Via Ferrata 3 hours and almost 2,000 hm downwards a Via Ferrata in the Dolomites

 

Do you have any advice for folks who want to get into hiking?

Absolutely: Don't be foolish and go without the right equipment. The weather can change rapidly in the mountains, and you need to be prepared for everything. Also, always carry enough water with you. And please never – like never! – leave your trash behind; ideally, don't bring it up the mountain but if you do, take it with you to the valley again.

 

What were your feelings when you completed your hike in Venice?

Hehe, it was like, "been there, done that – what's next on my bucket list?" 😉 No, but honestly, it wasn't that spectacular. It was undoubtedly fantastic, but it did not feel like an enlightening, life-changing milestone. I was extremely proud of myself and happy to see my husband again, who welcomed me at famous Piazza San Marco; it felt pretty awkward to see so many tourists around after such a long time with just a bunch of people.

 

in Venice Vera è felice al grande finale a Venezia nella famosa Piazza San Marco!
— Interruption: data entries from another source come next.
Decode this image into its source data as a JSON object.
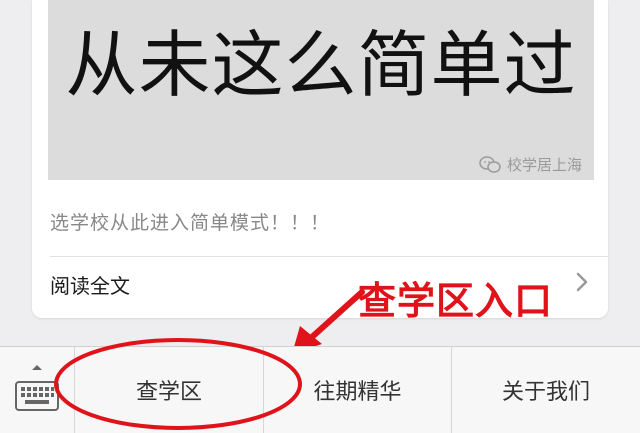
{
  "article": {
    "cover_text": "从未这么简单过",
    "watermark": "校学居上海",
    "digest": "选学校从此进入简单模式！！！",
    "read_more": "阅读全文"
  },
  "annotation": {
    "label": "查学区入口",
    "color": "#e0131a"
  },
  "menu": {
    "items": [
      {
        "label": "查学区"
      },
      {
        "label": "往期精华"
      },
      {
        "label": "关于我们"
      }
    ]
  },
  "icons": [
    "wechat-icon",
    "chevron-right-icon",
    "keyboard-icon",
    "expand-caret-icon"
  ]
}
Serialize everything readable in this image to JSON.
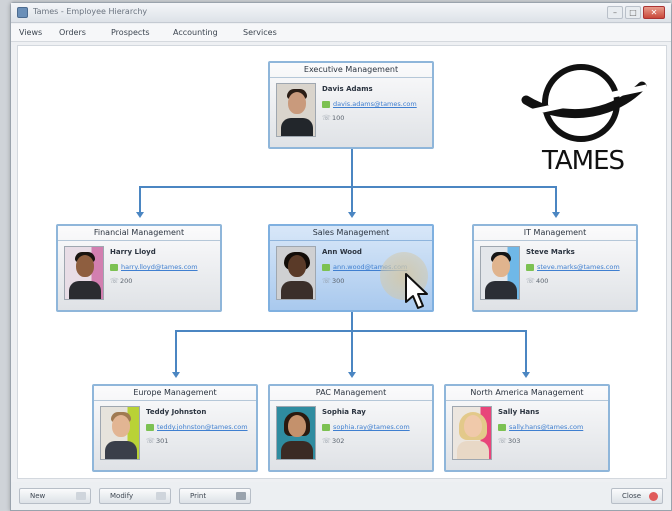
{
  "window": {
    "title": "Tames - Employee Hierarchy"
  },
  "menu": [
    "Views",
    "Orders",
    "Prospects",
    "Accounting",
    "Services"
  ],
  "logo": {
    "text": "TAMES"
  },
  "cards": {
    "executive": {
      "title": "Executive Management",
      "name": "Davis Adams",
      "email": "davis.adams@tames.com",
      "phone": "100"
    },
    "financial": {
      "title": "Financial Management",
      "name": "Harry Lloyd",
      "email": "harry.lloyd@tames.com",
      "phone": "200"
    },
    "sales": {
      "title": "Sales Management",
      "name": "Ann Wood",
      "email": "ann.wood@tames.com",
      "phone": "300"
    },
    "it": {
      "title": "IT Management",
      "name": "Steve Marks",
      "email": "steve.marks@tames.com",
      "phone": "400"
    },
    "europe": {
      "title": "Europe Management",
      "name": "Teddy Johnston",
      "email": "teddy.johnston@tames.com",
      "phone": "301"
    },
    "pac": {
      "title": "PAC Management",
      "name": "Sophia Ray",
      "email": "sophia.ray@tames.com",
      "phone": "302"
    },
    "north_america": {
      "title": "North America Management",
      "name": "Sally Hans",
      "email": "sally.hans@tames.com",
      "phone": "303"
    }
  },
  "buttons": {
    "new": "New",
    "modify": "Modify",
    "print": "Print",
    "close": "Close"
  },
  "colors": {
    "accent": "#4b86c2",
    "card_border": "#8fb6da",
    "selected": "#a9c9ee"
  }
}
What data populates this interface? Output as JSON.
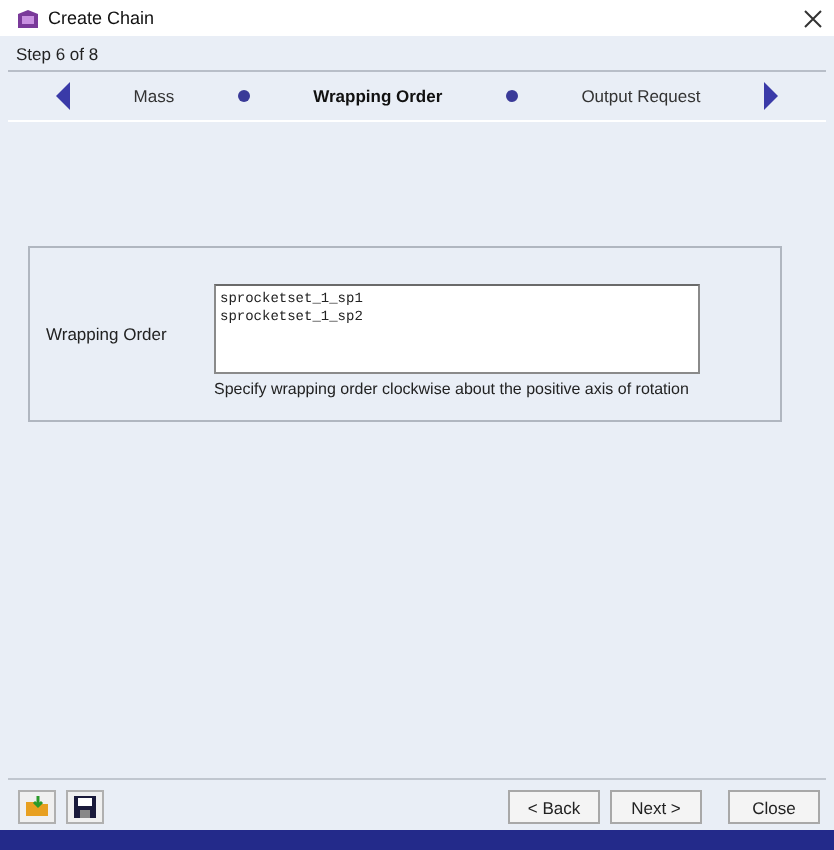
{
  "window": {
    "title": "Create Chain"
  },
  "step_indicator": "Step 6 of 8",
  "steps": [
    {
      "label": "Mass",
      "selected": false
    },
    {
      "label": "Wrapping Order",
      "selected": true
    },
    {
      "label": "Output Request",
      "selected": false
    }
  ],
  "form": {
    "label": "Wrapping Order",
    "value": [
      "sprocketset_1_sp1",
      "sprocketset_1_sp2"
    ],
    "hint": "Specify wrapping order clockwise about the positive axis of rotation"
  },
  "buttons": [
    "< Back",
    "Next >",
    "Close"
  ]
}
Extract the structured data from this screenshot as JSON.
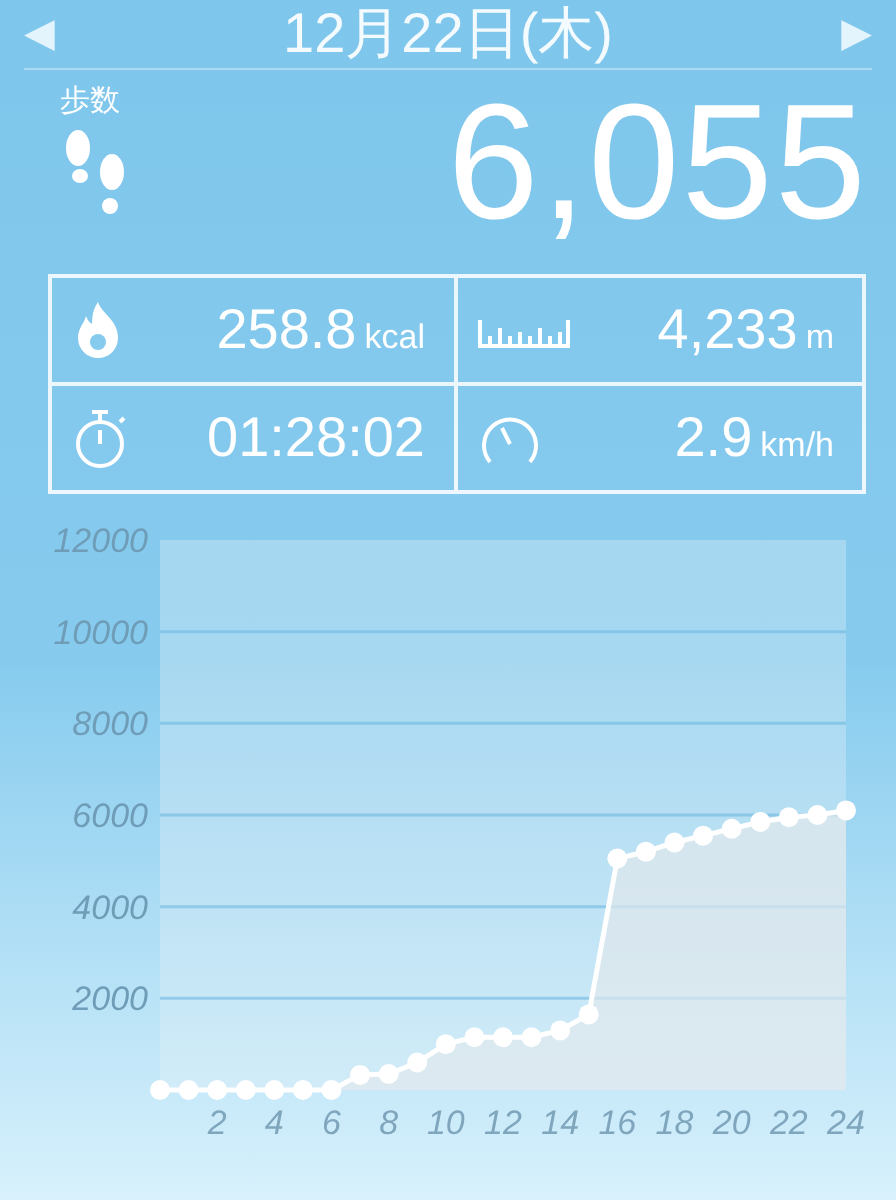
{
  "header": {
    "prev": "◀",
    "date": "12月22日(木)",
    "next": "▶"
  },
  "steps": {
    "label": "歩数",
    "value": "6,055"
  },
  "stats": [
    {
      "kind": "calories",
      "value": "258.8",
      "unit": "kcal"
    },
    {
      "kind": "distance",
      "value": "4,233",
      "unit": "m"
    },
    {
      "kind": "time",
      "value": "01:28:02"
    },
    {
      "kind": "speed",
      "value": "2.9",
      "unit": "km/h"
    }
  ],
  "chart_data": {
    "type": "area",
    "x": [
      0,
      1,
      2,
      3,
      4,
      5,
      6,
      7,
      8,
      9,
      10,
      11,
      12,
      13,
      14,
      15,
      16,
      17,
      18,
      19,
      20,
      21,
      22,
      23,
      24
    ],
    "grid": true,
    "series": [
      {
        "color": "#ffffff",
        "values": [
          0,
          0,
          0,
          0,
          0,
          0,
          0,
          330,
          350,
          600,
          1000,
          1150,
          1150,
          1150,
          1300,
          1650,
          5050,
          5200,
          5400,
          5550,
          5700,
          5850,
          5950,
          6000,
          6100
        ]
      }
    ],
    "xlim": [
      0,
      24
    ],
    "ylim": [
      0,
      12000
    ],
    "xticks": [
      2,
      4,
      6,
      8,
      10,
      12,
      14,
      16,
      18,
      20,
      22,
      24
    ],
    "yticks": [
      2000,
      4000,
      6000,
      8000,
      10000,
      12000
    ]
  }
}
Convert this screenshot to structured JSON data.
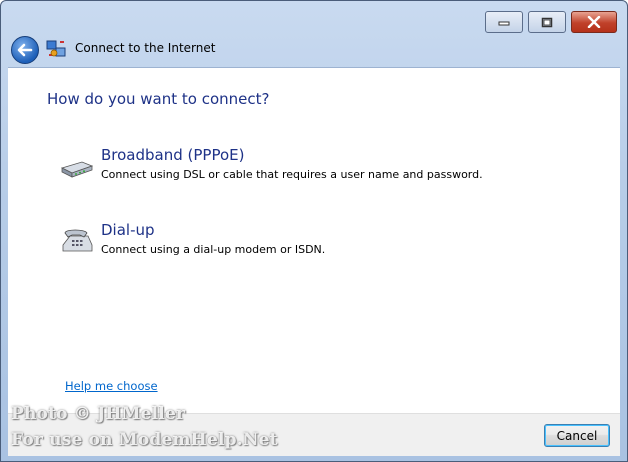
{
  "window": {
    "title": "Connect to the Internet"
  },
  "heading": "How do you want to connect?",
  "options": [
    {
      "title": "Broadband (PPPoE)",
      "description": "Connect using DSL or cable that requires a user name and password.",
      "icon": "modem-icon"
    },
    {
      "title": "Dial-up",
      "description": "Connect using a dial-up modem or ISDN.",
      "icon": "phone-icon"
    }
  ],
  "help_link": "Help me choose",
  "footer": {
    "cancel_label": "Cancel"
  },
  "watermark": {
    "line1": "Photo © JHMeller",
    "line2": "For use on ModemHelp.Net"
  }
}
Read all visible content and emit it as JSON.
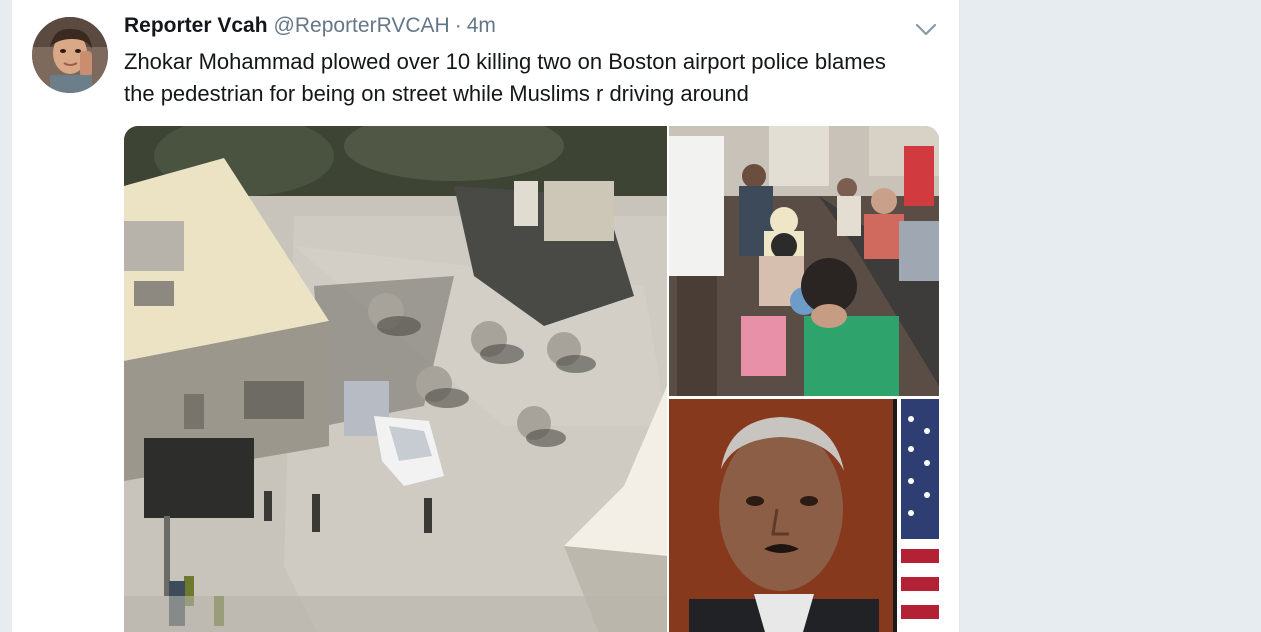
{
  "tweet": {
    "display_name": "Reporter Vcah",
    "handle": "@ReporterRVCAH",
    "separator": "·",
    "time": "4m",
    "text_line1": "Zhokar Mohammad plowed over 10 killing two on Boston airport police blames",
    "text_line2": "the pedestrian for being on street while Muslims r driving around",
    "caret_icon": "chevron-down-icon",
    "media_count": 3
  },
  "colors": {
    "page_background": "#e6ecf0",
    "card_background": "#ffffff",
    "name_text": "#14171a",
    "meta_text": "#657786",
    "caret": "#8899a6"
  }
}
Authors
Vera Reichlin-Meldegg
Vera Reichlin-Meldegg
connect
Sonam Nagpal
Sonam Nagpal
connect